Exercise data:
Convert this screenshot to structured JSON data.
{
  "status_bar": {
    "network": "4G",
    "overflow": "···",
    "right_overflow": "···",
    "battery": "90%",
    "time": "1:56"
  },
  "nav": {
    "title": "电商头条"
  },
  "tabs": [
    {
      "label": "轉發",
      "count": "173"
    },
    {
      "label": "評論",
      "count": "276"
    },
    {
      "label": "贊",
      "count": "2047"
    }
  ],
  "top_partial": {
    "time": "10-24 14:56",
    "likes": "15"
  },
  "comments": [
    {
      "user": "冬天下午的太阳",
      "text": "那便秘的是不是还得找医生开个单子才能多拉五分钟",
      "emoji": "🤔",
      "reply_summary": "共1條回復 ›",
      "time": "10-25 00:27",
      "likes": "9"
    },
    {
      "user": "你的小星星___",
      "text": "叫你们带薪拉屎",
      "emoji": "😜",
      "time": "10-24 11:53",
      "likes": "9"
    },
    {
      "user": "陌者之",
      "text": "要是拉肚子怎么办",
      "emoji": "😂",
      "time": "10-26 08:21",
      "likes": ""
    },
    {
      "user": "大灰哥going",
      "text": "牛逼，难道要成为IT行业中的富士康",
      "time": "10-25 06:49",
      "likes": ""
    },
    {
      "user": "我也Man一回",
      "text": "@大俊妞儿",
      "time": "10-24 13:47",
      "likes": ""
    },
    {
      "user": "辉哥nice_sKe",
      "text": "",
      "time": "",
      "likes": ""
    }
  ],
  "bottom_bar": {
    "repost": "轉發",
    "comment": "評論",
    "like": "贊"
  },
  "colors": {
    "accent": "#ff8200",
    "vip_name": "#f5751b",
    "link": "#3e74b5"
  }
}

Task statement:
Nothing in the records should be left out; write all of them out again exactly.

Exercise output:
Convert this screenshot to structured JSON data.
{
  "status_bar": {
    "network": "4G",
    "overflow": "···",
    "right_overflow": "···",
    "battery": "90%",
    "time": "1:56"
  },
  "nav": {
    "title": "电商头条"
  },
  "tabs": [
    {
      "label": "轉發",
      "count": "173"
    },
    {
      "label": "評論",
      "count": "276"
    },
    {
      "label": "贊",
      "count": "2047"
    }
  ],
  "top_partial": {
    "time": "10-24 14:56",
    "likes": "15"
  },
  "comments": [
    {
      "user": "冬天下午的太阳",
      "text": "那便秘的是不是还得找医生开个单子才能多拉五分钟",
      "emoji": "🤔",
      "reply_summary": "共1條回復 ›",
      "time": "10-25 00:27",
      "likes": "9"
    },
    {
      "user": "你的小星星___",
      "text": "叫你们带薪拉屎",
      "emoji": "😜",
      "time": "10-24 11:53",
      "likes": "9"
    },
    {
      "user": "陌者之",
      "text": "要是拉肚子怎么办",
      "emoji": "😂",
      "time": "10-26 08:21",
      "likes": ""
    },
    {
      "user": "大灰哥going",
      "text": "牛逼，难道要成为IT行业中的富士康",
      "time": "10-25 06:49",
      "likes": ""
    },
    {
      "user": "我也Man一回",
      "text": "@大俊妞儿",
      "time": "10-24 13:47",
      "likes": ""
    },
    {
      "user": "辉哥nice_sKe",
      "text": "",
      "time": "",
      "likes": ""
    }
  ],
  "bottom_bar": {
    "repost": "轉發",
    "comment": "評論",
    "like": "贊"
  },
  "colors": {
    "accent": "#ff8200",
    "vip_name": "#f5751b",
    "link": "#3e74b5"
  }
}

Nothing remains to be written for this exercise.